[EXERCISE BRIEF] Give all of the records again precisely, excluding whatever pictures they contain.
☆ ☆ ☆ ☆ ☆ ☆ ☆
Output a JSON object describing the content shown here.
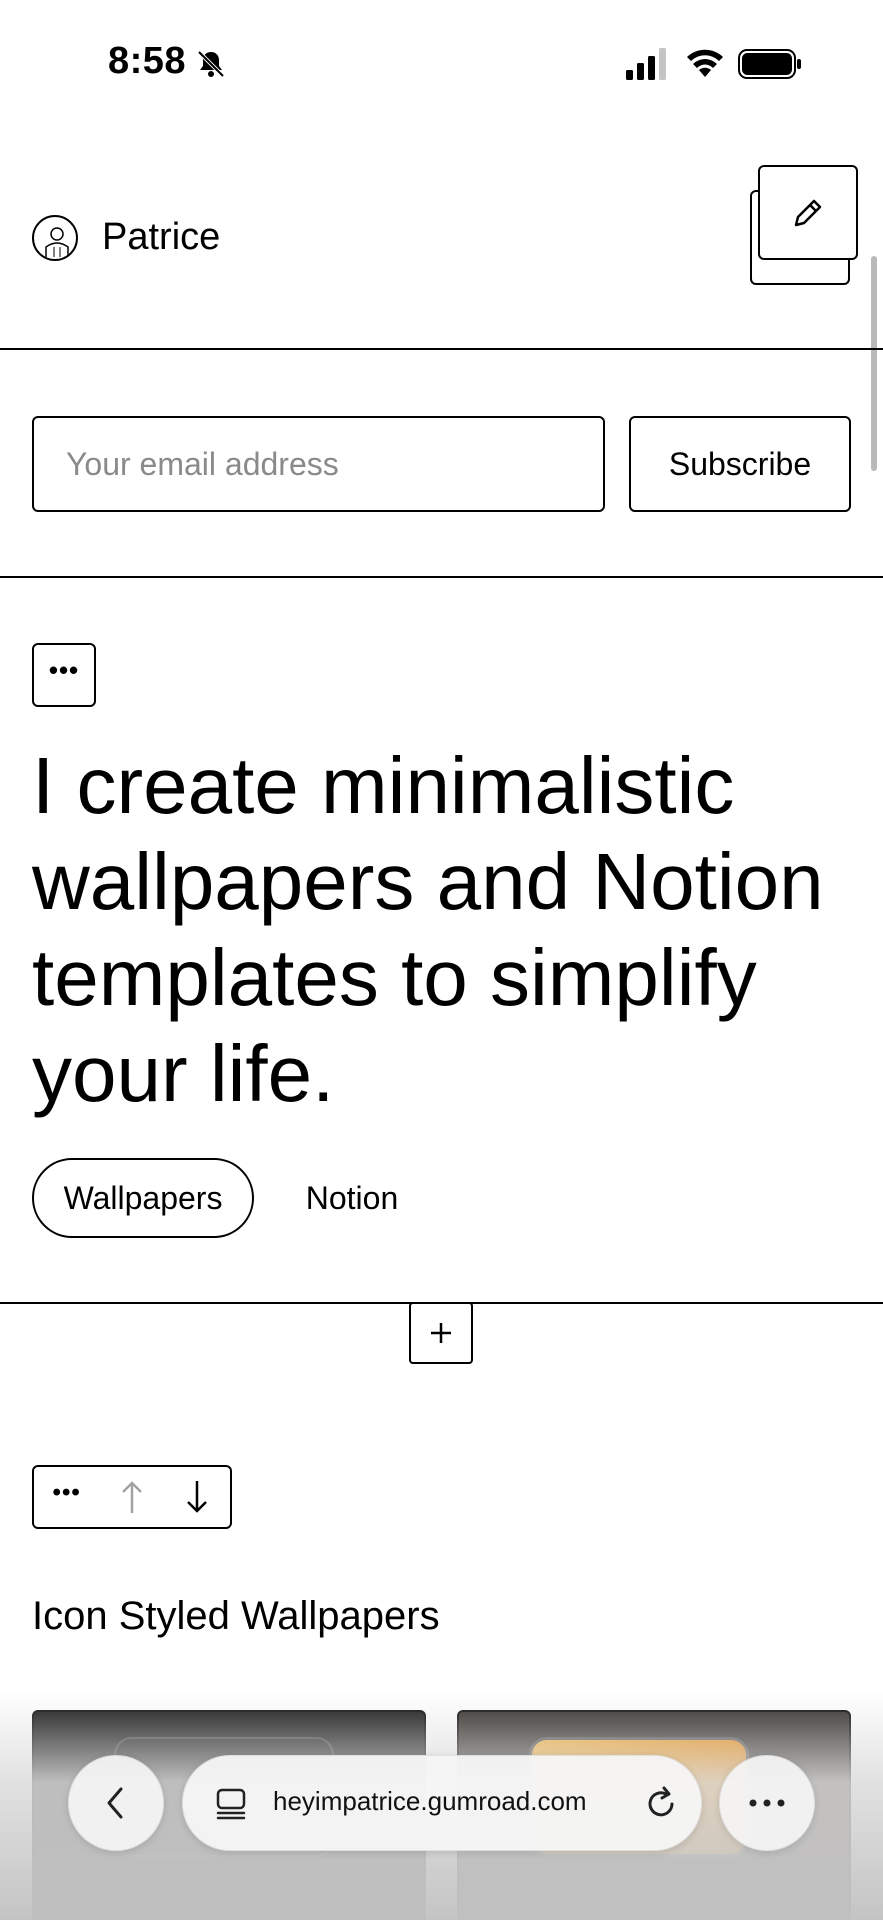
{
  "status_bar": {
    "time": "8:58",
    "icons": [
      "bell-slash-icon",
      "signal-icon",
      "wifi-icon",
      "battery-icon"
    ]
  },
  "header": {
    "profile_name": "Patrice",
    "avatar": "avatar-illustration",
    "edit_icon": "pencil-icon"
  },
  "subscribe": {
    "email_placeholder": "Your email address",
    "button_label": "Subscribe"
  },
  "bio": {
    "more_label": "•••",
    "heading": "I create minimalistic wallpapers and Notion templates to simplify your life.",
    "tags": [
      {
        "label": "Wallpapers",
        "selected": true
      },
      {
        "label": "Notion",
        "selected": false
      }
    ]
  },
  "add_section": {
    "icon": "plus-icon"
  },
  "section_controls": {
    "more_label": "•••",
    "icons": [
      "more-icon",
      "arrow-up-icon",
      "arrow-down-icon"
    ]
  },
  "products_section": {
    "title": "Icon Styled Wallpapers"
  },
  "browser": {
    "url": "heyimpatrice.gumroad.com",
    "icons": [
      "back-icon",
      "tabs-icon",
      "reload-icon",
      "more-icon"
    ]
  },
  "colors": {
    "text": "#000000",
    "placeholder": "#8a8a8a",
    "border": "#000000",
    "card_dark": "#111111",
    "card_accent": "#f5b13a"
  }
}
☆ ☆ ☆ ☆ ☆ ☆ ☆
[WRITTEN SOLUTION]
Output a JSON object describing the content shown here.
{
  "status_bar": {
    "time": "8:58",
    "icons": [
      "bell-slash-icon",
      "signal-icon",
      "wifi-icon",
      "battery-icon"
    ]
  },
  "header": {
    "profile_name": "Patrice",
    "avatar": "avatar-illustration",
    "edit_icon": "pencil-icon"
  },
  "subscribe": {
    "email_placeholder": "Your email address",
    "button_label": "Subscribe"
  },
  "bio": {
    "more_label": "•••",
    "heading": "I create minimalistic wallpapers and Notion templates to simplify your life.",
    "tags": [
      {
        "label": "Wallpapers",
        "selected": true
      },
      {
        "label": "Notion",
        "selected": false
      }
    ]
  },
  "add_section": {
    "icon": "plus-icon"
  },
  "section_controls": {
    "more_label": "•••",
    "icons": [
      "more-icon",
      "arrow-up-icon",
      "arrow-down-icon"
    ]
  },
  "products_section": {
    "title": "Icon Styled Wallpapers"
  },
  "browser": {
    "url": "heyimpatrice.gumroad.com",
    "icons": [
      "back-icon",
      "tabs-icon",
      "reload-icon",
      "more-icon"
    ]
  },
  "colors": {
    "text": "#000000",
    "placeholder": "#8a8a8a",
    "border": "#000000",
    "card_dark": "#111111",
    "card_accent": "#f5b13a"
  }
}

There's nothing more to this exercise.